• _DESCRIPTION OF THE TASK_
Omit the pictures, then reproduce every remaining record exactly.
========
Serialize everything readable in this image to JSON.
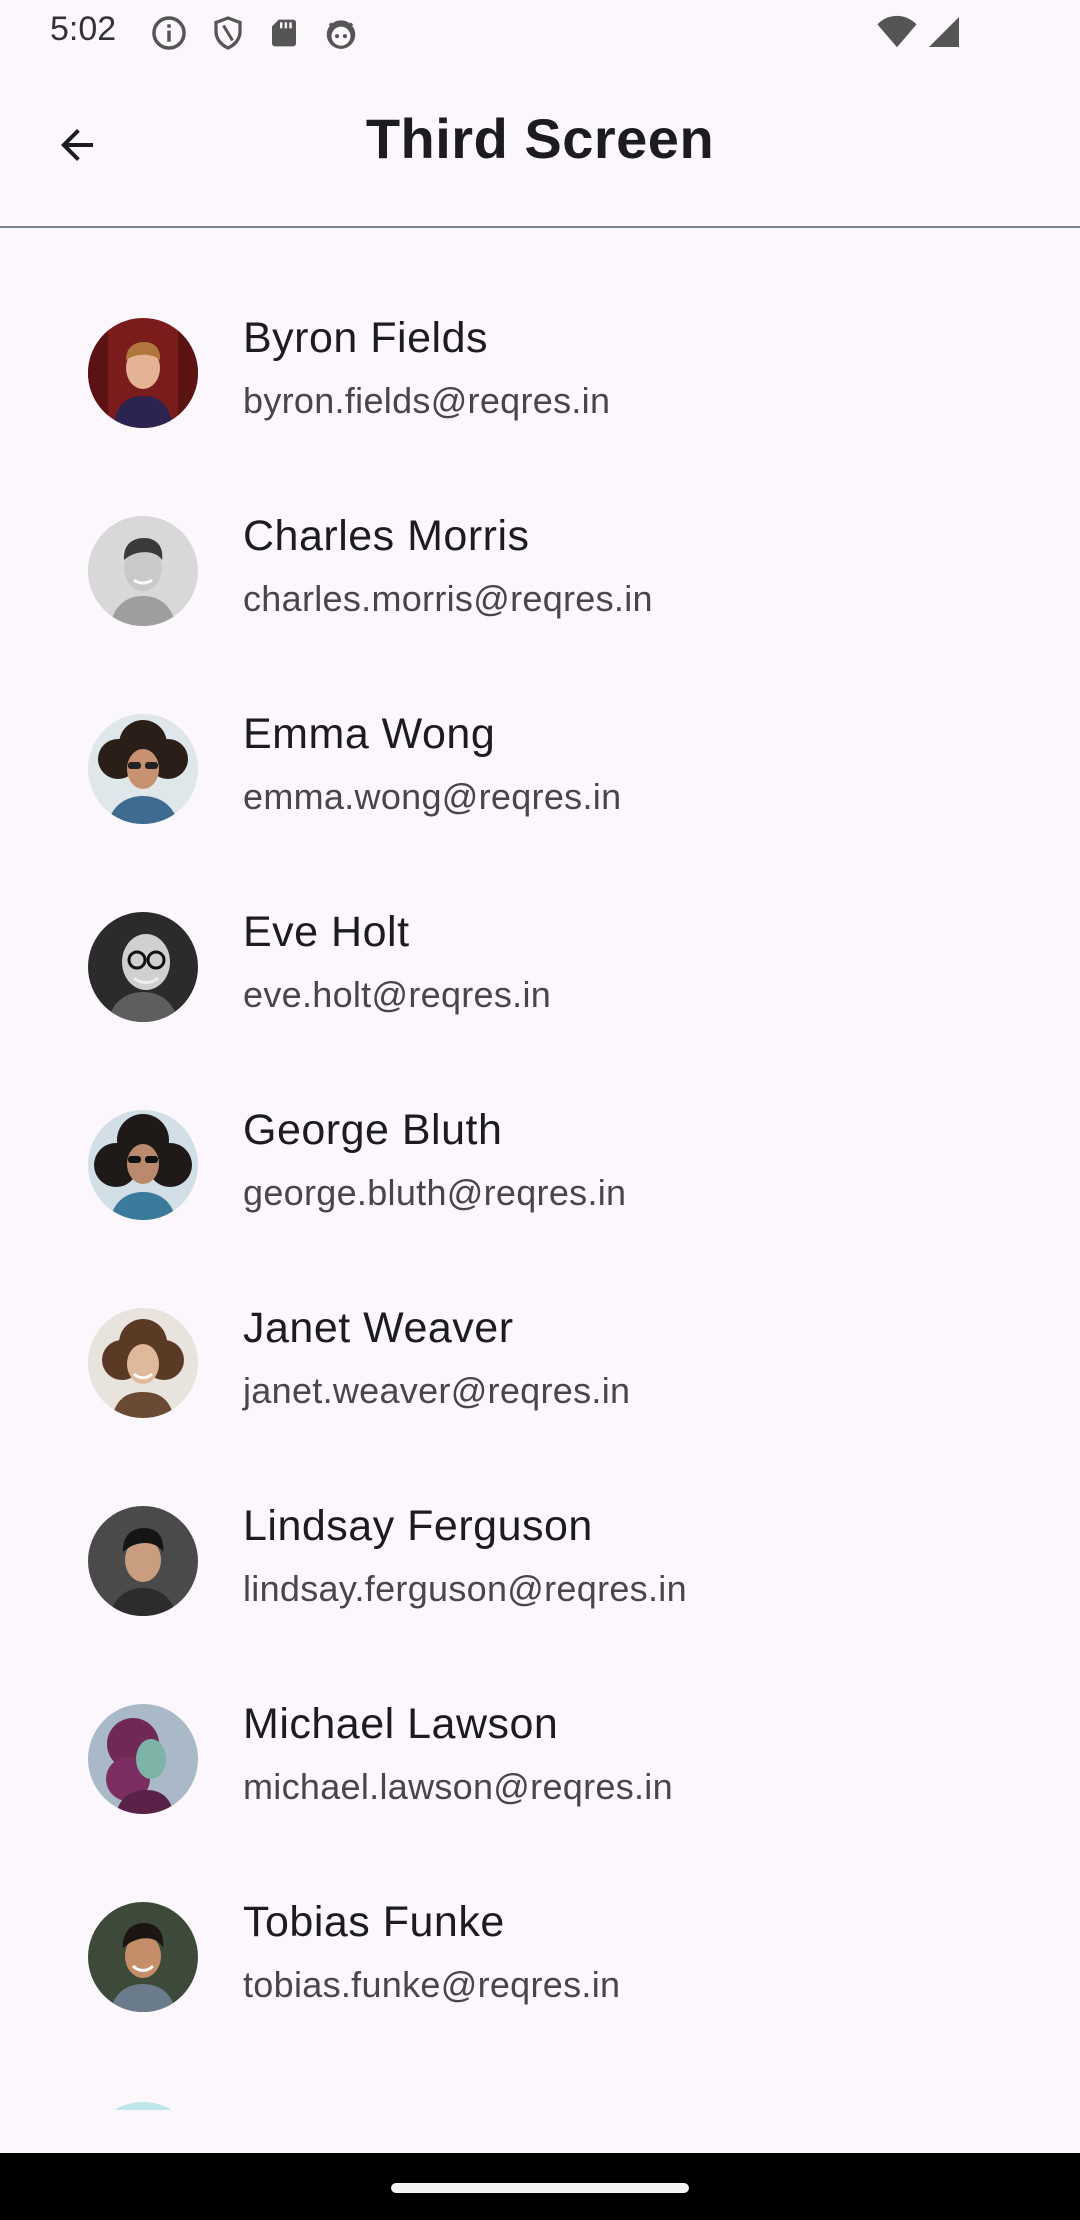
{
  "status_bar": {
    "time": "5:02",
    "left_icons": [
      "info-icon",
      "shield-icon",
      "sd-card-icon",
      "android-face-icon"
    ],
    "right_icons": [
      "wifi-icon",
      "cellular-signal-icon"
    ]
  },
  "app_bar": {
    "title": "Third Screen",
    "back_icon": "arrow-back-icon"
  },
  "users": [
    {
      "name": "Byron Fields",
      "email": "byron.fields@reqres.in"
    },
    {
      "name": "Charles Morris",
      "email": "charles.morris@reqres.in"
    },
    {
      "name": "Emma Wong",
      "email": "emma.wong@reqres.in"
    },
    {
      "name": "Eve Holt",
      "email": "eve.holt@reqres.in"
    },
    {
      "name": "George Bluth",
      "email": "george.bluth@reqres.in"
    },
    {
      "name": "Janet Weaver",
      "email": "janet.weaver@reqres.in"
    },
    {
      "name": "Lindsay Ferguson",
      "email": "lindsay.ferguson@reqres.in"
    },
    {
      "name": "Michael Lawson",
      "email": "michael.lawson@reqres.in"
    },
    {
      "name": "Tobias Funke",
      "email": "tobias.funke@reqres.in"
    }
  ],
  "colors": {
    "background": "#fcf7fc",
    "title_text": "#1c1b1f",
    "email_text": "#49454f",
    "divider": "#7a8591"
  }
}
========
• _EXERCISE ANSWER_
Serialize everything readable in this image to JSON.
{
  "status_bar": {
    "time": "5:02",
    "left_icons": [
      "info-icon",
      "shield-icon",
      "sd-card-icon",
      "android-face-icon"
    ],
    "right_icons": [
      "wifi-icon",
      "cellular-signal-icon"
    ]
  },
  "app_bar": {
    "title": "Third Screen",
    "back_icon": "arrow-back-icon"
  },
  "users": [
    {
      "name": "Byron Fields",
      "email": "byron.fields@reqres.in"
    },
    {
      "name": "Charles Morris",
      "email": "charles.morris@reqres.in"
    },
    {
      "name": "Emma Wong",
      "email": "emma.wong@reqres.in"
    },
    {
      "name": "Eve Holt",
      "email": "eve.holt@reqres.in"
    },
    {
      "name": "George Bluth",
      "email": "george.bluth@reqres.in"
    },
    {
      "name": "Janet Weaver",
      "email": "janet.weaver@reqres.in"
    },
    {
      "name": "Lindsay Ferguson",
      "email": "lindsay.ferguson@reqres.in"
    },
    {
      "name": "Michael Lawson",
      "email": "michael.lawson@reqres.in"
    },
    {
      "name": "Tobias Funke",
      "email": "tobias.funke@reqres.in"
    }
  ],
  "colors": {
    "background": "#fcf7fc",
    "title_text": "#1c1b1f",
    "email_text": "#49454f",
    "divider": "#7a8591"
  }
}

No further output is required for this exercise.